The internet has given ability for users to interact together. For strangers to become friends, gamers to play against and with one another, to fall in love all in an online community. In the online game Second Life, a player can create their avatar however they like. One that looks exactly like them:
OR One which doesn’t exactly identify with them :
Myself, I like to create an avatar which looks nothing like me physically, but may describe something about my personality. For example I like to put tattoos on my avatars to express my desire to have multiple tattoos.
In the readin, Nakamura stated :
“… the maintenance of this [online] fantasy, that of a race-free society, can only occur by suppressing forbidden identity choices.”

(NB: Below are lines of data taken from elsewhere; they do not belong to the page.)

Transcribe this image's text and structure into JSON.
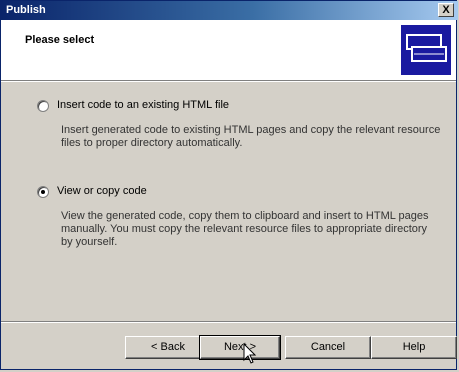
{
  "window": {
    "title": "Publish",
    "close_label": "X"
  },
  "header": {
    "title": "Please select",
    "icon": "publish-window-icon"
  },
  "options": [
    {
      "label": "Insert code to an existing HTML file",
      "selected": false,
      "description": "Insert generated code to existing HTML pages and copy the relevant resource files to proper directory automatically."
    },
    {
      "label": "View or copy code",
      "selected": true,
      "description": "View the generated code, copy them to clipboard and insert to HTML pages manually. You must copy the relevant resource files to appropriate directory by yourself."
    }
  ],
  "buttons": {
    "back": "< Back",
    "next": "Next >",
    "cancel": "Cancel",
    "help": "Help"
  },
  "colors": {
    "title_bar": "#0a246a",
    "dialog_bg": "#d4d0c8",
    "icon_bg": "#1a1aa0"
  }
}
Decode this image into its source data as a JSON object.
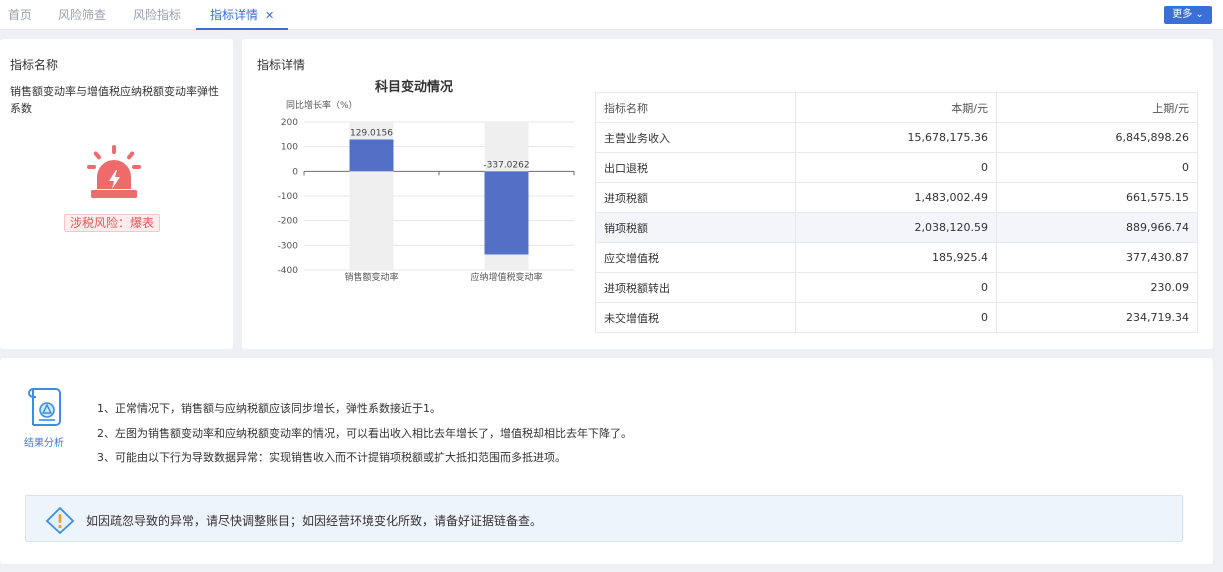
{
  "tabs": [
    {
      "label": "首页"
    },
    {
      "label": "风险筛查"
    },
    {
      "label": "风险指标"
    },
    {
      "label": "指标详情"
    }
  ],
  "more_button": {
    "label": "更多"
  },
  "indicator": {
    "title": "指标名称",
    "name": "销售额变动率与增值税应纳税额变动率弹性系数",
    "risk_label": "涉税风险：爆表",
    "risk_color": "#e8575a"
  },
  "detail": {
    "title": "指标详情"
  },
  "chart_data": {
    "type": "bar",
    "title": "科目变动情况",
    "ylabel": "同比增长率（%）",
    "categories": [
      "销售额变动率",
      "应纳增值税变动率"
    ],
    "values": [
      129.0156,
      -337.0262
    ],
    "value_labels": [
      "129.0156",
      "-337.0262"
    ],
    "ylim": [
      -400,
      200
    ],
    "yticks": [
      "200",
      "100",
      "0",
      "-100",
      "-200",
      "-300",
      "-400"
    ],
    "bar_color": "#5470c6",
    "grid": true
  },
  "table": {
    "headers": [
      "指标名称",
      "本期/元",
      "上期/元"
    ],
    "rows": [
      [
        "主营业务收入",
        "15,678,175.36",
        "6,845,898.26"
      ],
      [
        "出口退税",
        "0",
        "0"
      ],
      [
        "进项税额",
        "1,483,002.49",
        "661,575.15"
      ],
      [
        "销项税额",
        "2,038,120.59",
        "889,966.74"
      ],
      [
        "应交增值税",
        "185,925.4",
        "377,430.87"
      ],
      [
        "进项税额转出",
        "0",
        "230.09"
      ],
      [
        "未交增值税",
        "0",
        "234,719.34"
      ]
    ]
  },
  "analysis": {
    "label": "结果分析",
    "lines": [
      "1、正常情况下，销售额与应纳税额应该同步增长，弹性系数接近于1。",
      "2、左图为销售额变动率和应纳税额变动率的情况，可以看出收入相比去年增长了，增值税却相比去年下降了。",
      "3、可能由以下行为导致数据异常：实现销售收入而不计提销项税额或扩大抵扣范围而多抵进项。"
    ],
    "tip": "如因疏忽导致的异常，请尽快调整账目；如因经营环境变化所致，请备好证据链备查。"
  },
  "colors": {
    "accent": "#3a6fd8",
    "danger": "#e8575a"
  }
}
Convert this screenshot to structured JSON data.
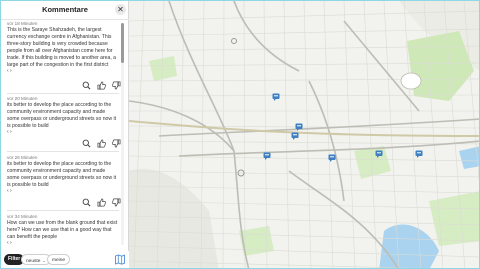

Most people don’t mind sharing information about their demographic openly online on sites such as facebook, twitter or youtube. But what about that few percentage of people who want to become someone online that would be impossible in real life?
Do we have the ability to put aside our embodied identity online completely?
A great example comes from the 2010 film, Catfish. A young man, Nev, meets a girl on the internet and begins to have an online relationship with her through facebook. The relationship progresses from strangers messaging on facebook to a close, intimate relationship talking on the phone. After investigating and going to her home, Nev found that who he thought his young love was, turned out to be a woman years older. Although, this woman’s structural identity is completely different than how she portrayed herself online, many of her relational and identification identities were her own? This woman could have chosen a hispanic or african-american woman as all of her profile pictures on facebook, yet she identified herself as white, therefore used images of a white woman.
While looking at one’s profile picture or avatar, judgements of race and class are quickly made. But as one online gamer from Nakamura’s article adds : “I don’t include ‘caucasian’ in my description, simply because I think it is unnecessary.” Is it unnecessary to include your race in such an online community? One in which lives are shared and interactions take place every day?
In dealing with racist comments on the online community game Second Life, Minx Kurosawa a user posted a forum about racism and prejudice in the game stating that “to bully and harass others with racial discrimnation is the one thing most of us are coming here to secondlife to get away from.” Another user, Pussycat Catnap, with a Caucasian avatar said she found this surprising because she “… always found the majority of SLers to be entirely accepting of diversity.” This comment sparked Kobuk Farshore, another user to say : “There’s no good way to put this and I don’t mean to offend, but – you’re not a target with a blond caucasian avatar, assuming your forum pic is a match for your inworld look. So you might not ever see it.”
Kobuk Farshore automatically assumed that Pussycat Catnap‘s avatar matched her structural identity, which it did. But Kobuk Farshore brings up another good point that the reason Pussycat Catnap may not notice racism and prejudice because she is associated as being white from her white avatar.
We can try as much as we’d like to become a different person online, or hide certain structural identities about ourselves. Though as easy as it is to hide such qualities, it is almost just as easy for someone else to discover the truth if they try to dig deep enough.